* [Aim of the task]: Within this material, how many lines have the string "note" in them? The answer is a number, with nothing added.

* [Information provided]:
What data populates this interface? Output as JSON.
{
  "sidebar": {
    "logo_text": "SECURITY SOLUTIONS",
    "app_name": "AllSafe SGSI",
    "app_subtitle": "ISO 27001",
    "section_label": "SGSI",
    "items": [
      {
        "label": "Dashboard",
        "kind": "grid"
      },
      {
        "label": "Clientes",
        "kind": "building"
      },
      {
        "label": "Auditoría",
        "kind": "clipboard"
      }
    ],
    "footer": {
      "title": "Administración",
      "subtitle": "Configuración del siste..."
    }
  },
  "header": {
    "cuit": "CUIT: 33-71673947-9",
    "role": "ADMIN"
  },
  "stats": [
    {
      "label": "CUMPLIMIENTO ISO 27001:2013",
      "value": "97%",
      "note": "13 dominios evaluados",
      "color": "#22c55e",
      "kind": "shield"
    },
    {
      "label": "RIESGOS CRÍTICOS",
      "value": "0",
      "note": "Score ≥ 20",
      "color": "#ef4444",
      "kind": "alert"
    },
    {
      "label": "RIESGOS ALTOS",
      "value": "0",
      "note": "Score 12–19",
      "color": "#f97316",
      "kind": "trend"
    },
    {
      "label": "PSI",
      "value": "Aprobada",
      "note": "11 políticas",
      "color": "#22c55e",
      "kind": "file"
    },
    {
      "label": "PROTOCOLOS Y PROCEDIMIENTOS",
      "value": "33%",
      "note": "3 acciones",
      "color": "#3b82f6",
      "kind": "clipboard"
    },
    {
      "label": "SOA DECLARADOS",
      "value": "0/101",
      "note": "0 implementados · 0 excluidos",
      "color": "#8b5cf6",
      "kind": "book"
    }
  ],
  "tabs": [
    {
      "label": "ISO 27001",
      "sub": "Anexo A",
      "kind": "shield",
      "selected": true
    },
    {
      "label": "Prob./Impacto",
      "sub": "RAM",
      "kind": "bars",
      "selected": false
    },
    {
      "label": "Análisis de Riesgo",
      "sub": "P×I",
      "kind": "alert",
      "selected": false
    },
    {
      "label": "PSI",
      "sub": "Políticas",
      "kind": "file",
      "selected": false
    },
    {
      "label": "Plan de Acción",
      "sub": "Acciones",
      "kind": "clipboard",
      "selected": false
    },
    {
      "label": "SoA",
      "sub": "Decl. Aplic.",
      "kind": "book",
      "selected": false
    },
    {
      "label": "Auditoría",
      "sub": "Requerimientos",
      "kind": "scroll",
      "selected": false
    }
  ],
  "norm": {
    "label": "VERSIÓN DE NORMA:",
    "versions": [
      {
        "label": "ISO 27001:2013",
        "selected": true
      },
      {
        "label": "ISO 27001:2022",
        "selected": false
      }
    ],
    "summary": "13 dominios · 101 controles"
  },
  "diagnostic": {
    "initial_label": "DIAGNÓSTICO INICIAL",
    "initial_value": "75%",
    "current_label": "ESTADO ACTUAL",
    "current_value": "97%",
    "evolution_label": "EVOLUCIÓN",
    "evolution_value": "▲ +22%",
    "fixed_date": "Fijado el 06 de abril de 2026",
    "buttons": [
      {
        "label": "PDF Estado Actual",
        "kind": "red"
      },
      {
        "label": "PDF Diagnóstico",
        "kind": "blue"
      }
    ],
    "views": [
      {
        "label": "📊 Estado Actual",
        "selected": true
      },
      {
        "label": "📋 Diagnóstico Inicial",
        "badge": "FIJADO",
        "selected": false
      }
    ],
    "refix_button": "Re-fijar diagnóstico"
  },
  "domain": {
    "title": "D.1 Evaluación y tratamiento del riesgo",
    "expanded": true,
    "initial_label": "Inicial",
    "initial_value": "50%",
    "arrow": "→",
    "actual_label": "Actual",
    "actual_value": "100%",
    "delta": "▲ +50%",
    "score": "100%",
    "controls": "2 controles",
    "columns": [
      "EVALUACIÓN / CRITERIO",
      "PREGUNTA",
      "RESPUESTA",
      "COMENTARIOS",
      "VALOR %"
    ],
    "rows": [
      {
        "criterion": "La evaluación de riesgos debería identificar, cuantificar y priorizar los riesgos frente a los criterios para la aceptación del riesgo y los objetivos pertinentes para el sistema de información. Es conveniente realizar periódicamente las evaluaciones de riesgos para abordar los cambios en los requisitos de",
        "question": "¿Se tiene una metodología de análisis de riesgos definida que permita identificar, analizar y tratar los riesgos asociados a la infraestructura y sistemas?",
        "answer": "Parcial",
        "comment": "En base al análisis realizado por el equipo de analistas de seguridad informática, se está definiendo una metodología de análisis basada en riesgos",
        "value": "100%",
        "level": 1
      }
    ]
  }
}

* [Answer box]: 6